>>>>

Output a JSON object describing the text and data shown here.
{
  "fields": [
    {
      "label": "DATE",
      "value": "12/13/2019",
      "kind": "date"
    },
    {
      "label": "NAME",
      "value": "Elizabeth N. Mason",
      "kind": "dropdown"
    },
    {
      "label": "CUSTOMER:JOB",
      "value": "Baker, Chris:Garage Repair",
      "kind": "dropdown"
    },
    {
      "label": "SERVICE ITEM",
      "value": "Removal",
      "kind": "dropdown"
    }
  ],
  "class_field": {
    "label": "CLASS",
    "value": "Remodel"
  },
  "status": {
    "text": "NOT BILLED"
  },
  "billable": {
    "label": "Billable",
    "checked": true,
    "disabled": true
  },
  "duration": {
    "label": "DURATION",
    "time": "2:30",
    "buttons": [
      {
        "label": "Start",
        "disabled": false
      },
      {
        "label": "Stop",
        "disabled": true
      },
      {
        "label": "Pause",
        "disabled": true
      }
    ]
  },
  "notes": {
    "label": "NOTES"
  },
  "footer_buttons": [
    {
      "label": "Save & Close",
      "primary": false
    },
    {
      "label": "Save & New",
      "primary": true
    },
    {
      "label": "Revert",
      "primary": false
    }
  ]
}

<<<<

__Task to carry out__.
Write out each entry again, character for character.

__Reply__.
Output a JSON object describing the text and data shown here.
{
  "fields": [
    {
      "label": "DATE",
      "value": "12/13/2019",
      "kind": "date"
    },
    {
      "label": "NAME",
      "value": "Elizabeth N. Mason",
      "kind": "dropdown"
    },
    {
      "label": "CUSTOMER:JOB",
      "value": "Baker, Chris:Garage Repair",
      "kind": "dropdown"
    },
    {
      "label": "SERVICE ITEM",
      "value": "Removal",
      "kind": "dropdown"
    }
  ],
  "class_field": {
    "label": "CLASS",
    "value": "Remodel"
  },
  "status": {
    "text": "NOT BILLED"
  },
  "billable": {
    "label": "Billable",
    "checked": true,
    "disabled": true
  },
  "duration": {
    "label": "DURATION",
    "time": "2:30",
    "buttons": [
      {
        "label": "Start",
        "disabled": false
      },
      {
        "label": "Stop",
        "disabled": true
      },
      {
        "label": "Pause",
        "disabled": true
      }
    ]
  },
  "notes": {
    "label": "NOTES"
  },
  "footer_buttons": [
    {
      "label": "Save & Close",
      "primary": false
    },
    {
      "label": "Save & New",
      "primary": true
    },
    {
      "label": "Revert",
      "primary": false
    }
  ]
}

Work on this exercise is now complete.